Eventually these wheels were replaced by pinwheels which are similar in function but with a more compact design.

Machines built using this principle

Replica of Leibniz's Stepped Reckoner in the Deutsches Museum.
  • – Philipp-Matthäus Hahn, a German pastor, built two circular machines in 1770.[4][5]
  • – J.C. Schuster, Hahn's brother in law, built a few machines of Hahn's design into the early 19th century.[6]
  • – Johann-Helfrich Müller built a machine very similar to Hahn's machine in 1783.
  • – Thomas de Colmar invented his Arithmometer in 1820 but it took him 30 years of development before it was commercialized in 1851. It was manufactured until 1915. Louis Payen, Veuve L. Payen and Darras were successive owners and distributors of the Arithmometer.
  • – Timoleon Maurel invented his Arithmaurel in 1842. The complexity of its design limited its capacity and doomed its production, but it could multiply two numbers by the simple fact of setting them on its dials.
  • – About twenty clones of the Arithmometer were manufactured in Europe starting with Burkhardt in 1878 then came Layton, Saxonia, Gräber, Peerless, Mercedes-Euklid, XxX, Archimedes, TIM, Bunzel, Austria, Tate, Madas etc... These clones, often more sophisticated than the original arithmometer, were built until the beginning of WWII.
  • – Joseph Edmondson invented and manufactured a circular calculator in 1885.[8]
  • – Friden and Monroe calculators used a biquinary variant of this mechanism. Both were made in large numbers; Monroe started early in the 20th century; Friden in the 1930s. (The Marchant used a radically different and unique mechanism.) The variant mechanism worked with numbers 1..4 were as shown in the animation; numbers 5..9 engaged a five-tooth gear as well as 0..4 teeth of the Leibniz wheel. This made it unnecessary for the sliding gear to travel longer distances for the higher-number digits. Otherwise, pressing a 5..9 key would require either a longer stroke (as in a Comptometer) or excessive force combined with a gently sloping cam surface. Neither was desirable.
  • Curt Herzstark introduced his Curta portable calculator in 1948, it was very popular until the introduction of electronic calculators in the 1970s.
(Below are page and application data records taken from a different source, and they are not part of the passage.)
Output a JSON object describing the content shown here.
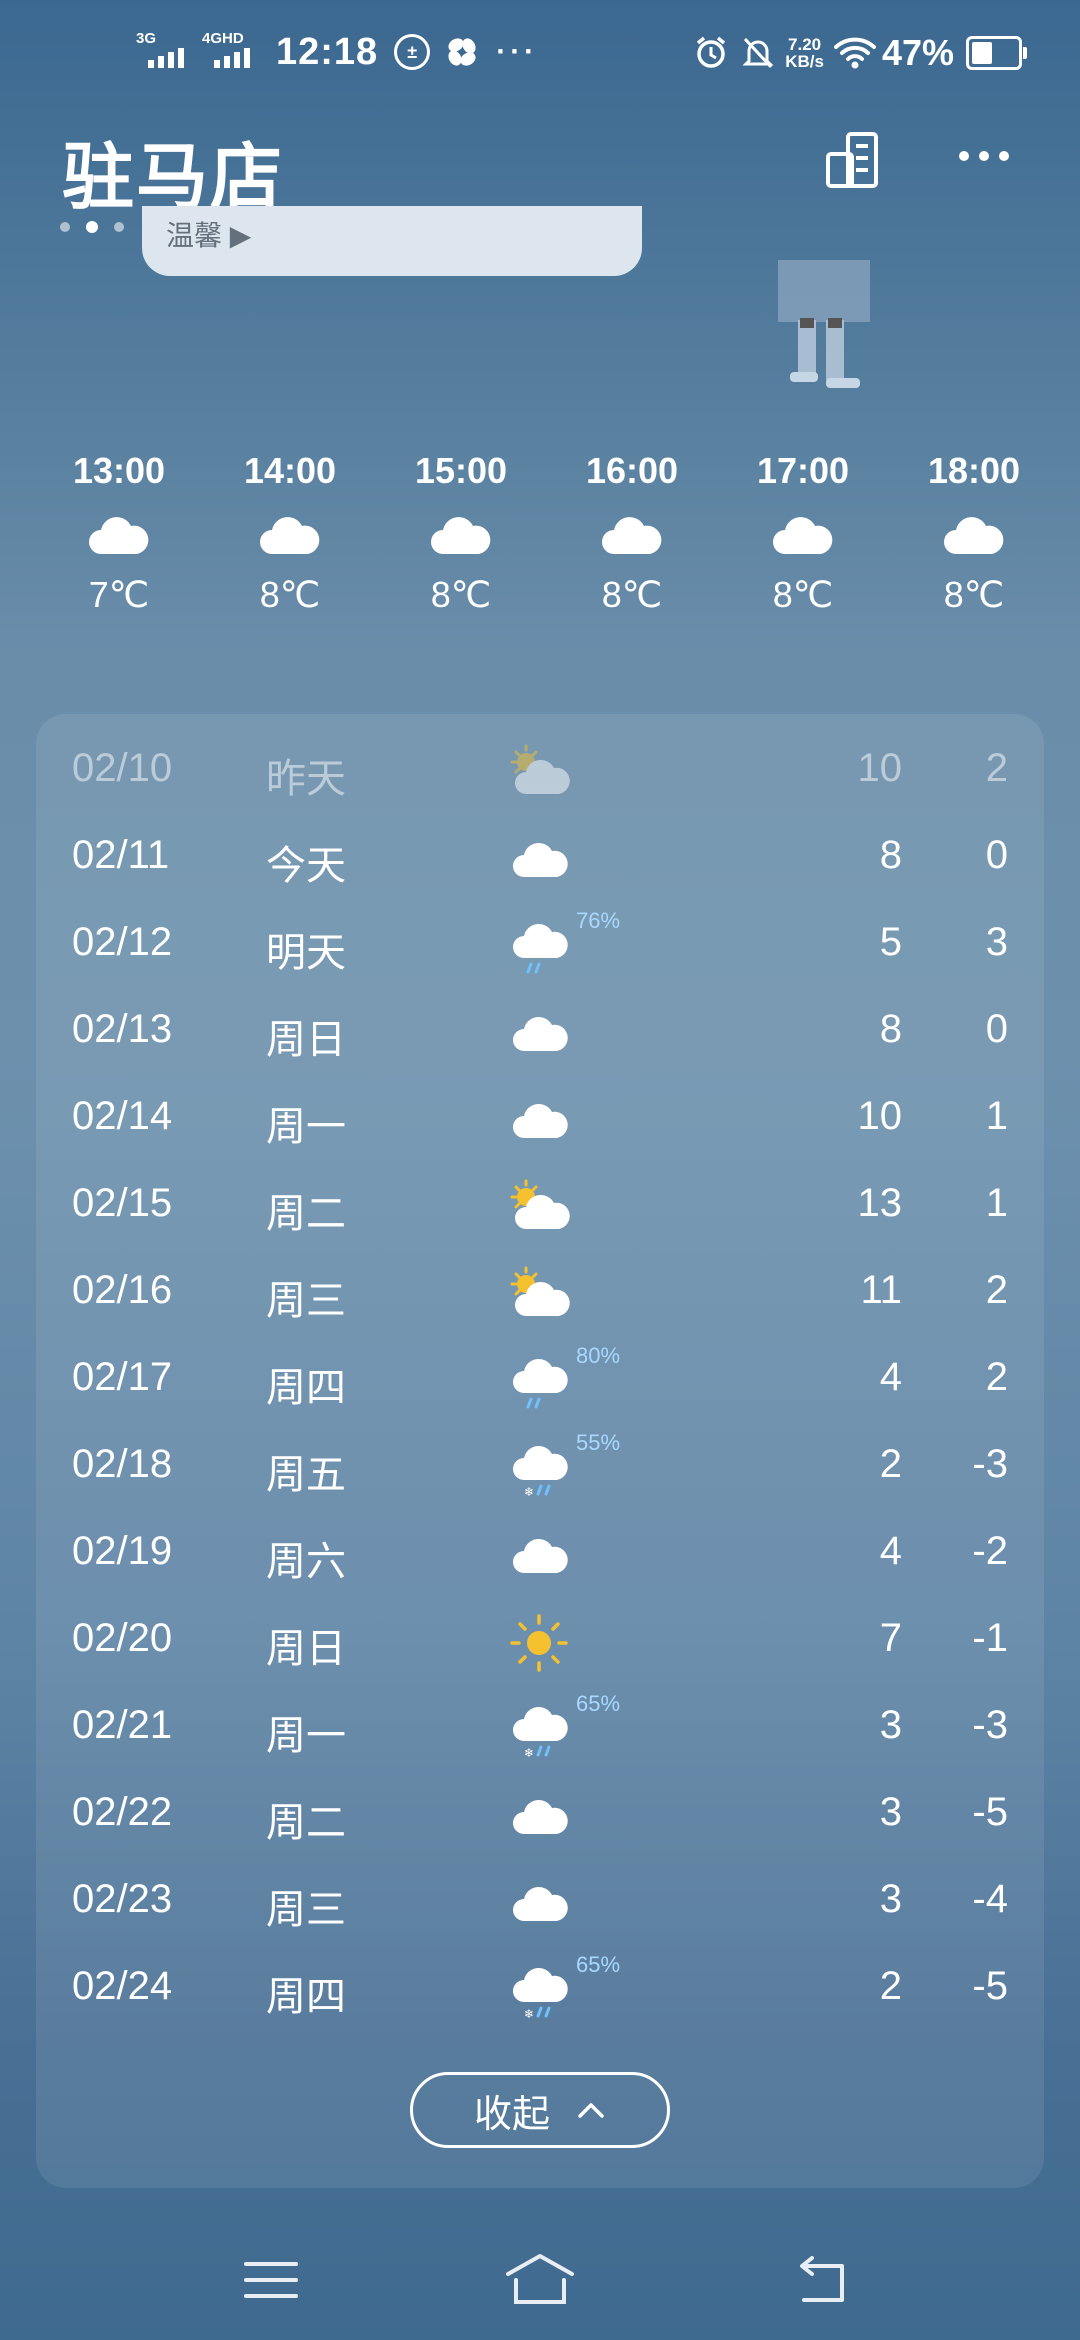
{
  "status_bar": {
    "network_1": "3G",
    "network_2": "4GHD",
    "time": "12:18",
    "circle_icon_text": "±",
    "more_dots": "···",
    "speed_value": "7.20",
    "speed_unit": "KB/s",
    "battery": "47%"
  },
  "header": {
    "city": "驻马店",
    "city_list_icon": "buildings-icon",
    "more_icon": "more-icon"
  },
  "banner": {
    "text": "温馨 ▶"
  },
  "hourly": [
    {
      "time": "13:00",
      "icon": "cloud-icon",
      "temp": "7℃"
    },
    {
      "time": "14:00",
      "icon": "cloud-icon",
      "temp": "8℃"
    },
    {
      "time": "15:00",
      "icon": "cloud-icon",
      "temp": "8℃"
    },
    {
      "time": "16:00",
      "icon": "cloud-icon",
      "temp": "8℃"
    },
    {
      "time": "17:00",
      "icon": "cloud-icon",
      "temp": "8℃"
    },
    {
      "time": "18:00",
      "icon": "cloud-icon",
      "temp": "8℃"
    }
  ],
  "daily": [
    {
      "date": "02/10",
      "day": "昨天",
      "icon": "partly-cloudy",
      "pct": "",
      "hi": "10",
      "lo": "2",
      "past": true
    },
    {
      "date": "02/11",
      "day": "今天",
      "icon": "cloud",
      "pct": "",
      "hi": "8",
      "lo": "0",
      "past": false
    },
    {
      "date": "02/12",
      "day": "明天",
      "icon": "rain",
      "pct": "76%",
      "hi": "5",
      "lo": "3",
      "past": false
    },
    {
      "date": "02/13",
      "day": "周日",
      "icon": "cloud",
      "pct": "",
      "hi": "8",
      "lo": "0",
      "past": false
    },
    {
      "date": "02/14",
      "day": "周一",
      "icon": "cloud",
      "pct": "",
      "hi": "10",
      "lo": "1",
      "past": false
    },
    {
      "date": "02/15",
      "day": "周二",
      "icon": "partly-cloudy",
      "pct": "",
      "hi": "13",
      "lo": "1",
      "past": false
    },
    {
      "date": "02/16",
      "day": "周三",
      "icon": "partly-cloudy",
      "pct": "",
      "hi": "11",
      "lo": "2",
      "past": false
    },
    {
      "date": "02/17",
      "day": "周四",
      "icon": "rain",
      "pct": "80%",
      "hi": "4",
      "lo": "2",
      "past": false
    },
    {
      "date": "02/18",
      "day": "周五",
      "icon": "sleet",
      "pct": "55%",
      "hi": "2",
      "lo": "-3",
      "past": false
    },
    {
      "date": "02/19",
      "day": "周六",
      "icon": "cloud",
      "pct": "",
      "hi": "4",
      "lo": "-2",
      "past": false
    },
    {
      "date": "02/20",
      "day": "周日",
      "icon": "sun",
      "pct": "",
      "hi": "7",
      "lo": "-1",
      "past": false
    },
    {
      "date": "02/21",
      "day": "周一",
      "icon": "sleet",
      "pct": "65%",
      "hi": "3",
      "lo": "-3",
      "past": false
    },
    {
      "date": "02/22",
      "day": "周二",
      "icon": "cloud",
      "pct": "",
      "hi": "3",
      "lo": "-5",
      "past": false
    },
    {
      "date": "02/23",
      "day": "周三",
      "icon": "cloud",
      "pct": "",
      "hi": "3",
      "lo": "-4",
      "past": false
    },
    {
      "date": "02/24",
      "day": "周四",
      "icon": "sleet",
      "pct": "65%",
      "hi": "2",
      "lo": "-5",
      "past": false
    }
  ],
  "collapse": {
    "label": "收起"
  },
  "nav": {
    "menu": "menu-icon",
    "home": "home-icon",
    "back": "back-icon"
  }
}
  1. ^ Ifrah, p. 125 (2001)
  2. ^ Chase, p.204 (1980)
  3. ^ Marguin, p.65 (1994)
  4. ^ Marguin, p.83 (1994)
  5. ^ Picture of Hahn's Calculator IBM Collection of mechanical calculators
  6. ^ Marguin, p.84-86 (1994)
  7. ^ Door E. Felt, p.15-16 (1916)
  8. ^ Pictures of the Edmonson calculator


External links

  • - Main page - The first commercially successful machine that used Leibniz wheels
  • - A great site for patents and articles on 19th century mechanical calculators
  • Rechenmaschinen-Illustrated - A large display of mechanical calculators
This article was sourced from Creative Commons Attribution-ShareAlike License; additional terms may apply. World Heritage Encyclopedia content is assembled from numerous content providers, Open Access Publishing, and in compliance with The Fair Access to Science and Technology Research Act (FASTR), Wikimedia Foundation, Inc., Public Library of Science, The Encyclopedia of Life, Open Book Publishers (OBP), PubMed, U.S. National Library of Medicine, National Center for Biotechnology Information, U.S. National Library of Medicine, National Institutes of Health (NIH), U.S. Department of Health & Human Services, and, which sources content from all federal, state, local, tribal, and territorial government publication portals (.gov, .mil, .edu). Funding for and content contributors is made possible from the U.S. Congress, E-Government Act of 2002.
Crowd sourced content that is contributed to World Heritage Encyclopedia is peer reviewed and edited by our editorial staff to ensure quality scholarly research articles.
By using this site, you agree to the Terms of Use and Privacy Policy. World Heritage Encyclopedia™ is a registered trademark of the World Public Library Association, a non-profit organization.

Copyright © World Library Foundation. All rights reserved. eBooks from Project Gutenberg are sponsored by the World Library Foundation,
a 501c(4) Member's Support Non-Profit Organization, and is NOT affiliated with any governmental agency or department.